Interesting enough, depression can show up physically in the body, in the form of aches and pains. "It is an invisible pain that can get so intense, it becomes utterly crippling," yoga therapist
Suzanne Ludlum tells Bustle. You might have achey shoulders, headaches that keep hitting you midday, or a general sense of malaise that just won't go away. If you are feeling this pain without much of an explanation for it, then it may be a good idea to talk to a therapist about the possibility of depression.
You're Having Trouble Falling (And Staying) Asleep
Again, sleep problems can crop up for a variety of reasons, such as drinking too much caffeine during the day, or not giving yourself adequate time to wind down after a busy day.
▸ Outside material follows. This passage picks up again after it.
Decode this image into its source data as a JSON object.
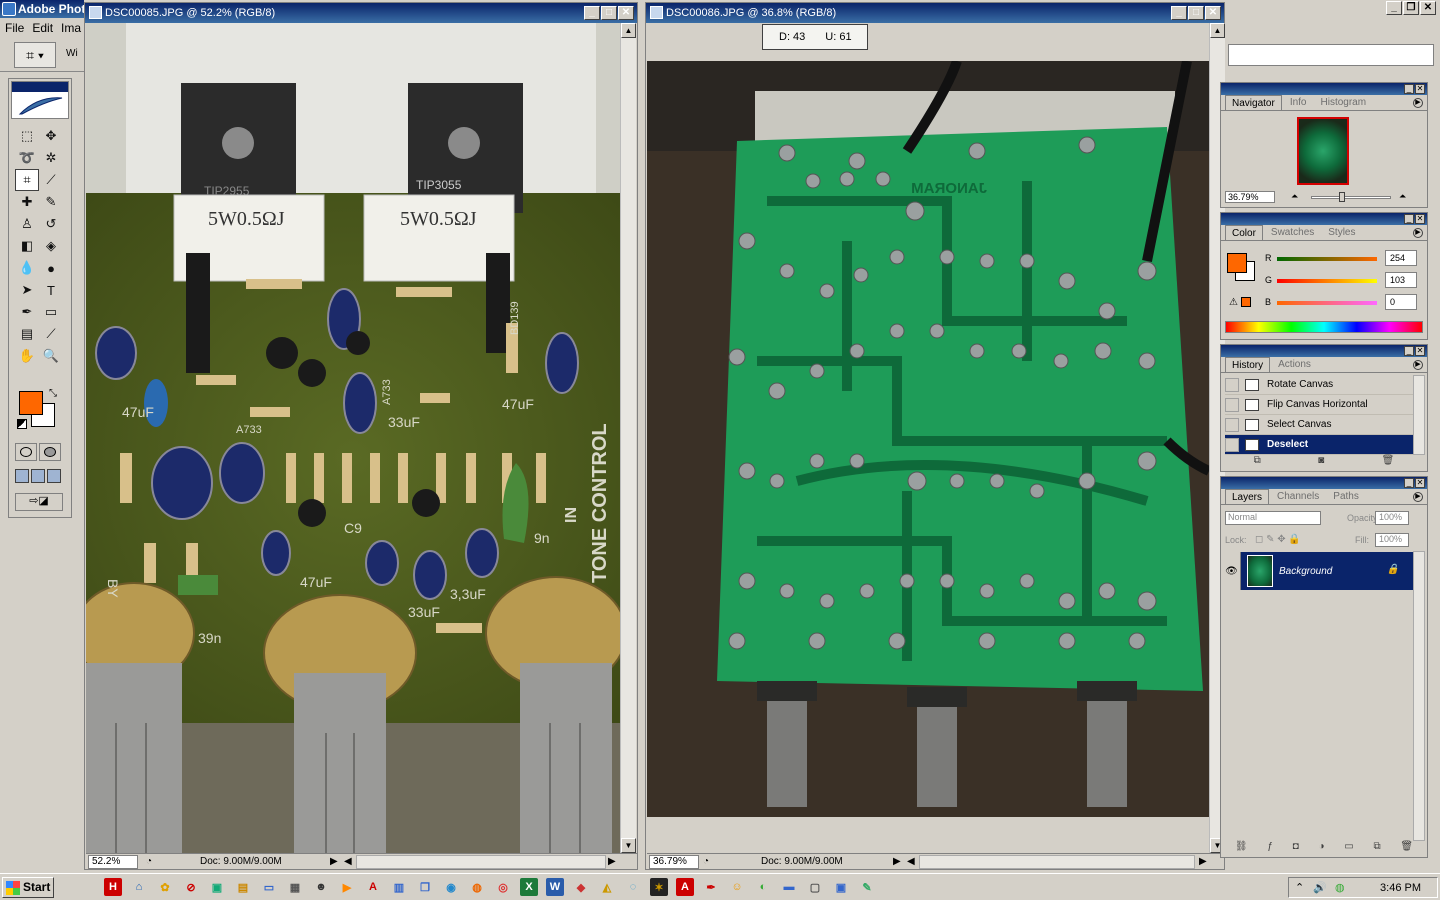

But they can also be a symptom of depression.
"It's common for people to either sleep too much or have difficulty with sleeping,"
licensed psychologist Dr. Crystal I. Lee tells Bustle. "It may be that you're up worrying, or it may be that it just feels impossible to sleep." Whatever the case may be, it's definitely something that you should talk to your doctor about.
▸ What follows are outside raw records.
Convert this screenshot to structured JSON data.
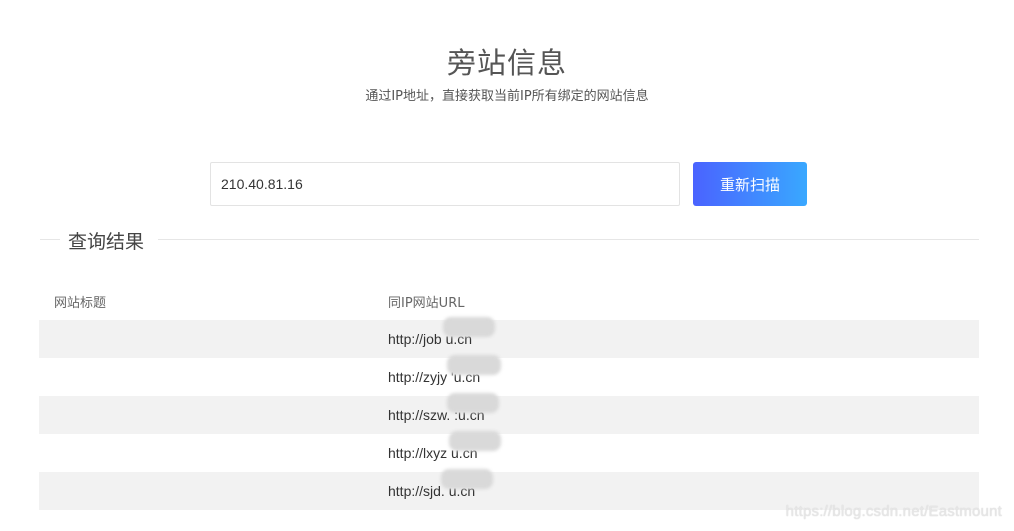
{
  "header": {
    "title": "旁站信息",
    "subtitle": "通过IP地址，直接获取当前IP所有绑定的网站信息"
  },
  "search": {
    "value": "210.40.81.16",
    "button_label": "重新扫描"
  },
  "results": {
    "heading": "查询结果",
    "columns": [
      "网站标题",
      "同IP网站URL"
    ],
    "rows": [
      {
        "title": "",
        "url": "http://job          u.cn"
      },
      {
        "title": "",
        "url": "http://zyjy          'u.cn"
      },
      {
        "title": "",
        "url": "http://szw.          :u.cn"
      },
      {
        "title": "",
        "url": "http://lxyz          u.cn"
      },
      {
        "title": "",
        "url": "http://sjd.          u.cn"
      }
    ]
  },
  "watermark": {
    "text": "https://blog.csdn.net/Eastmount"
  },
  "colors": {
    "button_gradient_start": "#4a63ff",
    "button_gradient_end": "#39a8ff",
    "stripe": "#f2f2f2"
  }
}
You've Been Avoiding Your Friends
Everyone needs a little downtime, where you just stay in, watch a few movies, and recharge. And yet, if this has become your MO — and you've been canceling on your friends more often than not — it may be an issue worth looking into.
"When you have high-functioning depression, you often will isolate yourself from others," says Lee. "Your friends may think that you are being flaky, but you are actually just too depressed to be around people. Hanging out with friends suddenly feels like a chore and something you have to work at."
You Don't Feel Excited Or Hopeful About The Future
If you look into the future and see no hope, this may be mild depression. "If you have high functioning depression, you'll often feel hopeless about the future," Lee says. "It seems impossible that things will change for the better, and you think things will be stuck like this forever." You might not think you'll ever get where you want to be in your career, or that your relationships will never work out. And when you try to get excited or hopeful, nothing ever seems to click.
These symptoms come and go for most people on any given day. But if they're ongoing, they can be a sign of depression. It's easy to get used to them, ignore them, or even accept these symptoms as part of life, but they
can be improved. By taking great care of yourself, talking to friends, and seeing a therapist, it'll be possible to see the other side of this mild form of depression, and feel like yourself again.